The board that shows where the products come from each day. Pork, beef, fish, kale, sesame seeds…every damn thing comes from the South. It takes locavorism to a whole new level.
Though this restaurant is widely regarded as one of Charleston’s best, but it isn’t at all stuffy. You want to wear a collared shirt or a cocktail dress, but you are greeted warmly and practically expected to pick up chicken bones with your fingers to be sure to get every succulent morsel. This place is perfect for a night out with real foodie friends. Benne seed rolls and pork butter
Sesame seeds are widely used in Charleston’s cuisine and are called benne seeds, from the African word for sesame seeds. The rolls are warm and fluffy – a little sweet and cottony for my tastes, but he butter absolves these of any evils. Pork butter. Sweet, savory, and a little salty. It compliments the slight nuttiness of the seed-topped bread and as it melts in yellow rivulets onto the rolls, it brings bread to a new level. Great way to start the night.
The best pig’s ears I have ever had – and I love pig ears. These were highly recommended by our gregarious server, and he was dead on. These put bacon to SHAME – they are so crispy, so crunchy, but not too hard or stiff to easily bite. They are infused with barnyard, porky flavor that is intense and complex – to me, it tastes almost like boar in its flavor. Not gamy, just deep. They are tossed in a sweet and salty Asian bbq style sauce. The ears are topped with a crunchy, tart slaw and wrapped in sweet butter lettuce leaves. This is an excellent balance of flavors and textures, using an ingredient that we don’t see too much up here in NYC. It’s also the restaurant’s philosophy in a single bite. Local ingredients, traditional techniques, fusion and high end flavors. Fantastic. I almost ordered another one of these for dessert. Wood Fired Clams, Sweet Corn “Chowder,” Hot Sauce with Herbed Chicken Fat, Mustard Greens and Crispy Chicken Skins
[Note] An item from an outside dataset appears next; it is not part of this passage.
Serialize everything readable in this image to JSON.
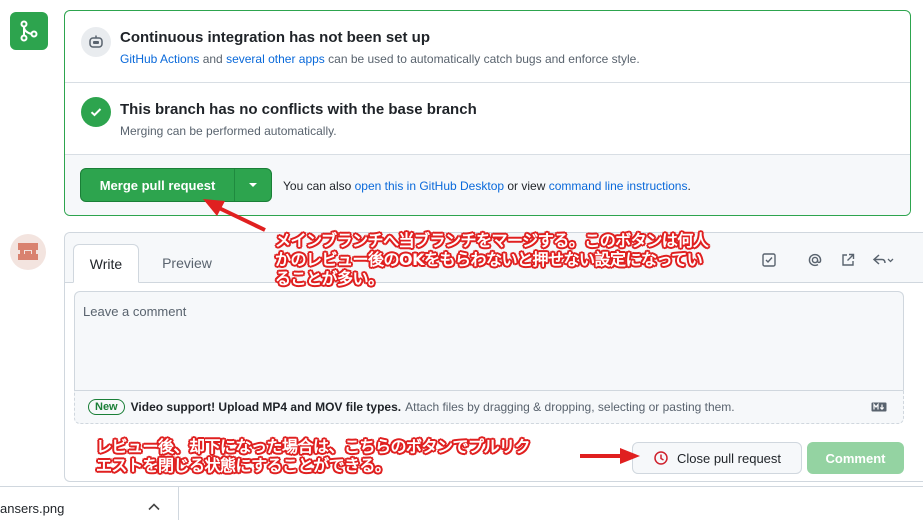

Finally, Jewish comfort food and Southern comfort food united in all of their savory glories. This is talk stoppingly delicious. Corn chowder is sweet and rich, but not at all greasy – it’s just rich with the corn milk and probably some butter. The clams are juicy and soft, offering some briny, salty flavor to the earthy soup. The chicken skins are…unreal. Almost like fried clams themselves, with a feather-light textures and crispy, potato-chip crunchiness. And get a load of that beautiful wooden serving bowl!
Amberjack from Mark Marhefka, Roasted Cauliflower and Butternut Squash, Tuscan Lacinato Kale, Brown Butter
Amberjack is one of my favorite fish and I was incredibly pleased with this preparation. I liken this fish to a slightly firmer Chilean sea basS (Which I haven’T had in years, since it’s in danger of becoming extinct). It’s mild, soft, and extremely delicious. The brown butter is so..buttery. Nutty, rich, sweet. It really anchors the fish and is perfect with the tender kale. The squash is a little underdone, but the cauliflower is crispy, brown, and addictive. Espresso and Doughnuts
Espresso cake and doughnut ice cream. Super caffeinated and super sweet. I especially love the extra smooth ice cream with crumbles of doughnuts beneath.
Husk is a must visit when in Charleston. It’s so wonderful that it’s almost worth a trip just to eat there. I never really GOT Southern food before I visited Charleston. This meal was delicious, the portions are great, and the prices are beyond fair. I can’t wait to go back for more pig ears.
I’ll see ya soon, Charleston.